=== WORK ORDER ===
Every line below that contains the word "true" must be copied.

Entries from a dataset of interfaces
[Start of Attachment]
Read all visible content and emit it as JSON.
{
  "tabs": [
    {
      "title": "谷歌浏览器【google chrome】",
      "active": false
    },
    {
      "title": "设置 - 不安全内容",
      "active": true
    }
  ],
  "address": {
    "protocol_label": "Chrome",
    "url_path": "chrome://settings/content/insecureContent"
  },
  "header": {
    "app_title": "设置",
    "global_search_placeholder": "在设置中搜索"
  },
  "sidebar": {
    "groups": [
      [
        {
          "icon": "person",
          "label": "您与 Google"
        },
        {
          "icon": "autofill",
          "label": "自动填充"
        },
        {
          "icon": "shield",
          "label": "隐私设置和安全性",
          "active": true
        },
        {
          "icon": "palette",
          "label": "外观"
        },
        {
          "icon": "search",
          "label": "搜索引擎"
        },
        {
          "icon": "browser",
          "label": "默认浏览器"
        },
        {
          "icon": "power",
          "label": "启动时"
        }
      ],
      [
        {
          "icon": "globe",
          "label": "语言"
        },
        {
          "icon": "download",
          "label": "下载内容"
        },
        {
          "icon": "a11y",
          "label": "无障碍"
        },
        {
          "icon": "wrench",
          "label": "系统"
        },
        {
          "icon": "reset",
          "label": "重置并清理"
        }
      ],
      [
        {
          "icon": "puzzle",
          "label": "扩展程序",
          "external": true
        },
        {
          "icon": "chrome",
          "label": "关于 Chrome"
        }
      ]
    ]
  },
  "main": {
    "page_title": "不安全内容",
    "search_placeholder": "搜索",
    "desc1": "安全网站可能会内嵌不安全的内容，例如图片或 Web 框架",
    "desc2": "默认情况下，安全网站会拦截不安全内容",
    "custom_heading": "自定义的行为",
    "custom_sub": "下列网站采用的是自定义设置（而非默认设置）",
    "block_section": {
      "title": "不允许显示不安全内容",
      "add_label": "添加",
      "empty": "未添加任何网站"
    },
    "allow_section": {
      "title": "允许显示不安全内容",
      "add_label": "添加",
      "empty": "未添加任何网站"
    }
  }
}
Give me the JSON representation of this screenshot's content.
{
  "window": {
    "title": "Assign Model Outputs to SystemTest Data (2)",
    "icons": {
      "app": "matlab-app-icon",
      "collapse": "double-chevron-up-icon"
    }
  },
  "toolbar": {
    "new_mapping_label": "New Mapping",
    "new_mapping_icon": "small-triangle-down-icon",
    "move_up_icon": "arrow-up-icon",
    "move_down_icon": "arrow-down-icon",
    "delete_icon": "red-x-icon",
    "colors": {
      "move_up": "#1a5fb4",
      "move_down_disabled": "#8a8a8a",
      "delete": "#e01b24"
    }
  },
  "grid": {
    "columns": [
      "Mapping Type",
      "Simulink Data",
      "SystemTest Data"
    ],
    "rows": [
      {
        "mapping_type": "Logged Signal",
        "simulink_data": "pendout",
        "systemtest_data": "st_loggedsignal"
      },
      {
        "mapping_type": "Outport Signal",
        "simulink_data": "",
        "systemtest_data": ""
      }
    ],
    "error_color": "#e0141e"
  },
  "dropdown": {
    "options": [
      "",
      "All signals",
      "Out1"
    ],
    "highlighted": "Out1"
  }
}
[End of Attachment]
=== SOLUTION FOR THIS TASK ===
      "active": true
          "active": true
          "external": true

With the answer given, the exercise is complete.